Set down the entries once more, exactly as given.
- - -
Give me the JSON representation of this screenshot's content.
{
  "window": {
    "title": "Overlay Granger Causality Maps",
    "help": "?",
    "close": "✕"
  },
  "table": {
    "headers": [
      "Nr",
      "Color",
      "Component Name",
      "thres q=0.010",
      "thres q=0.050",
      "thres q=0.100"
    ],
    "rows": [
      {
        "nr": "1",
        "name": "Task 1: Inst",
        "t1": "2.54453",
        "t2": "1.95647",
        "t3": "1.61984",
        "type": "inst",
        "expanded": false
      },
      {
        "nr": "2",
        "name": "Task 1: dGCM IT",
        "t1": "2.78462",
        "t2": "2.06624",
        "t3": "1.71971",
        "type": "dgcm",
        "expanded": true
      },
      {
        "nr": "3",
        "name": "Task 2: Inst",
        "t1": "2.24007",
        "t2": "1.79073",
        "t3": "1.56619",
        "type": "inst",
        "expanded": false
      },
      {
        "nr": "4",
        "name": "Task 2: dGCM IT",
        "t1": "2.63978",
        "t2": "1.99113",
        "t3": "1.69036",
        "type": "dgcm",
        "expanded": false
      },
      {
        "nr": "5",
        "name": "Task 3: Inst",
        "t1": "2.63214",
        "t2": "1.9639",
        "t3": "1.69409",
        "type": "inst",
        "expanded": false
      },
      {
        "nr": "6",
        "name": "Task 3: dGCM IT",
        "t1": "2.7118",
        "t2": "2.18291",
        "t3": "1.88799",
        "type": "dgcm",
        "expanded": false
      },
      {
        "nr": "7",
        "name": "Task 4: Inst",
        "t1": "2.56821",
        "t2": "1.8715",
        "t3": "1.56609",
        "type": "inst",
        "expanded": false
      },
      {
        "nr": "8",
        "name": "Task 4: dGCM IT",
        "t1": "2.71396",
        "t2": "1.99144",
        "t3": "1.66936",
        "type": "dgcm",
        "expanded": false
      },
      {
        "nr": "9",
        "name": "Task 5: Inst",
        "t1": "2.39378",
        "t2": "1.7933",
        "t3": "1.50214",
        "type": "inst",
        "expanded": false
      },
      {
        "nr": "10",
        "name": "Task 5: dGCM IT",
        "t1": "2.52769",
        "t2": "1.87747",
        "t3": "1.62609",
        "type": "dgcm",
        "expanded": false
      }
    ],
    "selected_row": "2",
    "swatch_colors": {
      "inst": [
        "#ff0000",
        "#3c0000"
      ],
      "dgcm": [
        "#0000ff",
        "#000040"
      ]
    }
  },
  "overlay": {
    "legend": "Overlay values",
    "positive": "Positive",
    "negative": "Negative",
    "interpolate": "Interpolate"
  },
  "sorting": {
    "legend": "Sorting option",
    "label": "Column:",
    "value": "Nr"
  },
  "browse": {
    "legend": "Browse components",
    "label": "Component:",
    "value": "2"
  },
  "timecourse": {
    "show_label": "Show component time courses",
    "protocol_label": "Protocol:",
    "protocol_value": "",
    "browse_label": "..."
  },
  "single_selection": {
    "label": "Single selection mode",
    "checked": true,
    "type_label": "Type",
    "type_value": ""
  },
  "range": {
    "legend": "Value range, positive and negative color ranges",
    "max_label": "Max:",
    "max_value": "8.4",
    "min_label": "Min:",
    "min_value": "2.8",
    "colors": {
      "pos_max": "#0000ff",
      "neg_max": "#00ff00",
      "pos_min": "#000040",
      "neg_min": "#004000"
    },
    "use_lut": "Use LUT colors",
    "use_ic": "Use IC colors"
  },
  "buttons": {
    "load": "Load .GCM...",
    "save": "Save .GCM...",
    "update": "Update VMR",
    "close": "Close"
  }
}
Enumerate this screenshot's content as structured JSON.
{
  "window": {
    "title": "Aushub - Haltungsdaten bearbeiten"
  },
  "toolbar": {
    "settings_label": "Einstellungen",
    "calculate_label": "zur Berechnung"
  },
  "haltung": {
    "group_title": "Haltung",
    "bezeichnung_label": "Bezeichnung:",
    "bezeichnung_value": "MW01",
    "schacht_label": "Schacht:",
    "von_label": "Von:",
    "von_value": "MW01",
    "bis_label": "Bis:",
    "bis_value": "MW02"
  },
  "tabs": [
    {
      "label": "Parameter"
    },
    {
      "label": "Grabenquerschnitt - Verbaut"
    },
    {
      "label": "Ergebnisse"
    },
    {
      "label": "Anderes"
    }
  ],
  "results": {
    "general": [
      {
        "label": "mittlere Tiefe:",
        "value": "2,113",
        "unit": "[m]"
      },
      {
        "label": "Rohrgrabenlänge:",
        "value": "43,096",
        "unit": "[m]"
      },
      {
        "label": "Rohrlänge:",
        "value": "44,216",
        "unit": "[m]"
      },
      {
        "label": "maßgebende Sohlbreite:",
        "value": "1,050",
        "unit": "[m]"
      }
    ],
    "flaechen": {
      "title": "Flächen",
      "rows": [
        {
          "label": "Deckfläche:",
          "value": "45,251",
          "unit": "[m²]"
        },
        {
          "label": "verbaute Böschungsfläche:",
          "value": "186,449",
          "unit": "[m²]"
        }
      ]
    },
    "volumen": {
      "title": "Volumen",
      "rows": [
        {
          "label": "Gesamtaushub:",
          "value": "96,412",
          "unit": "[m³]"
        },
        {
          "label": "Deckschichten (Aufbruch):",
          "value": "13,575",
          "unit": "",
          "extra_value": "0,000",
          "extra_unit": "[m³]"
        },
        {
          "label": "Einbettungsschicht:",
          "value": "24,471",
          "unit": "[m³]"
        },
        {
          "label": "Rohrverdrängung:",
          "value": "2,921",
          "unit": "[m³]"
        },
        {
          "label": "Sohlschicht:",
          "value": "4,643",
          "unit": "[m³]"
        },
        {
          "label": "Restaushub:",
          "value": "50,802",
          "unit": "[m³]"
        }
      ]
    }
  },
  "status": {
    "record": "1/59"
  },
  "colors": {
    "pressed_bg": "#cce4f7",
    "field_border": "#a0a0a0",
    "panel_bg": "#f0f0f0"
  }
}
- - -
**Expected answer**:
Give me the JSON representation of this screenshot's content.
{
  "window": {
    "title": "Overlay Granger Causality Maps",
    "help": "?",
    "close": "✕"
  },
  "table": {
    "headers": [
      "Nr",
      "Color",
      "Component Name",
      "thres q=0.010",
      "thres q=0.050",
      "thres q=0.100"
    ],
    "rows": [
      {
        "nr": "1",
        "name": "Task 1: Inst",
        "t1": "2.54453",
        "t2": "1.95647",
        "t3": "1.61984",
        "type": "inst",
        "expanded": false
      },
      {
        "nr": "2",
        "name": "Task 1: dGCM IT",
        "t1": "2.78462",
        "t2": "2.06624",
        "t3": "1.71971",
        "type": "dgcm",
        "expanded": true
      },
      {
        "nr": "3",
        "name": "Task 2: Inst",
        "t1": "2.24007",
        "t2": "1.79073",
        "t3": "1.56619",
        "type": "inst",
        "expanded": false
      },
      {
        "nr": "4",
        "name": "Task 2: dGCM IT",
        "t1": "2.63978",
        "t2": "1.99113",
        "t3": "1.69036",
        "type": "dgcm",
        "expanded": false
      },
      {
        "nr": "5",
        "name": "Task 3: Inst",
        "t1": "2.63214",
        "t2": "1.9639",
        "t3": "1.69409",
        "type": "inst",
        "expanded": false
      },
      {
        "nr": "6",
        "name": "Task 3: dGCM IT",
        "t1": "2.7118",
        "t2": "2.18291",
        "t3": "1.88799",
        "type": "dgcm",
        "expanded": false
      },
      {
        "nr": "7",
        "name": "Task 4: Inst",
        "t1": "2.56821",
        "t2": "1.8715",
        "t3": "1.56609",
        "type": "inst",
        "expanded": false
      },
      {
        "nr": "8",
        "name": "Task 4: dGCM IT",
        "t1": "2.71396",
        "t2": "1.99144",
        "t3": "1.66936",
        "type": "dgcm",
        "expanded": false
      },
      {
        "nr": "9",
        "name": "Task 5: Inst",
        "t1": "2.39378",
        "t2": "1.7933",
        "t3": "1.50214",
        "type": "inst",
        "expanded": false
      },
      {
        "nr": "10",
        "name": "Task 5: dGCM IT",
        "t1": "2.52769",
        "t2": "1.87747",
        "t3": "1.62609",
        "type": "dgcm",
        "expanded": false
      }
    ],
    "selected_row": "2",
    "swatch_colors": {
      "inst": [
        "#ff0000",
        "#3c0000"
      ],
      "dgcm": [
        "#0000ff",
        "#000040"
      ]
    }
  },
  "overlay": {
    "legend": "Overlay values",
    "positive": "Positive",
    "negative": "Negative",
    "interpolate": "Interpolate"
  },
  "sorting": {
    "legend": "Sorting option",
    "label": "Column:",
    "value": "Nr"
  },
  "browse": {
    "legend": "Browse components",
    "label": "Component:",
    "value": "2"
  },
  "timecourse": {
    "show_label": "Show component time courses",
    "protocol_label": "Protocol:",
    "protocol_value": "",
    "browse_label": "..."
  },
  "single_selection": {
    "label": "Single selection mode",
    "checked": true,
    "type_label": "Type",
    "type_value": ""
  },
  "range": {
    "legend": "Value range, positive and negative color ranges",
    "max_label": "Max:",
    "max_value": "8.4",
    "min_label": "Min:",
    "min_value": "2.8",
    "colors": {
      "pos_max": "#0000ff",
      "neg_max": "#00ff00",
      "pos_min": "#000040",
      "neg_min": "#004000"
    },
    "use_lut": "Use LUT colors",
    "use_ic": "Use IC colors"
  },
  "buttons": {
    "load": "Load .GCM...",
    "save": "Save .GCM...",
    "update": "Update VMR",
    "close": "Close"
  }
}
Enumerate this screenshot's content as structured JSON.
{
  "window": {
    "title": "Aushub - Haltungsdaten bearbeiten"
  },
  "toolbar": {
    "settings_label": "Einstellungen",
    "calculate_label": "zur Berechnung"
  },
  "haltung": {
    "group_title": "Haltung",
    "bezeichnung_label": "Bezeichnung:",
    "bezeichnung_value": "MW01",
    "schacht_label": "Schacht:",
    "von_label": "Von:",
    "von_value": "MW01",
    "bis_label": "Bis:",
    "bis_value": "MW02"
  },
  "tabs": [
    {
      "label": "Parameter"
    },
    {
      "label": "Grabenquerschnitt - Verbaut"
    },
    {
      "label": "Ergebnisse"
    },
    {
      "label": "Anderes"
    }
  ],
  "results": {
    "general": [
      {
        "label": "mittlere Tiefe:",
        "value": "2,113",
        "unit": "[m]"
      },
      {
        "label": "Rohrgrabenlänge:",
        "value": "43,096",
        "unit": "[m]"
      },
      {
        "label": "Rohrlänge:",
        "value": "44,216",
        "unit": "[m]"
      },
      {
        "label": "maßgebende Sohlbreite:",
        "value": "1,050",
        "unit": "[m]"
      }
    ],
    "flaechen": {
      "title": "Flächen",
      "rows": [
        {
          "label": "Deckfläche:",
          "value": "45,251",
          "unit": "[m²]"
        },
        {
          "label": "verbaute Böschungsfläche:",
          "value": "186,449",
          "unit": "[m²]"
        }
      ]
    },
    "volumen": {
      "title": "Volumen",
      "rows": [
        {
          "label": "Gesamtaushub:",
          "value": "96,412",
          "unit": "[m³]"
        },
        {
          "label": "Deckschichten (Aufbruch):",
          "value": "13,575",
          "unit": "",
          "extra_value": "0,000",
          "extra_unit": "[m³]"
        },
        {
          "label": "Einbettungsschicht:",
          "value": "24,471",
          "unit": "[m³]"
        },
        {
          "label": "Rohrverdrängung:",
          "value": "2,921",
          "unit": "[m³]"
        },
        {
          "label": "Sohlschicht:",
          "value": "4,643",
          "unit": "[m³]"
        },
        {
          "label": "Restaushub:",
          "value": "50,802",
          "unit": "[m³]"
        }
      ]
    }
  },
  "status": {
    "record": "1/59"
  },
  "colors": {
    "pressed_bg": "#cce4f7",
    "field_border": "#a0a0a0",
    "panel_bg": "#f0f0f0"
  }
}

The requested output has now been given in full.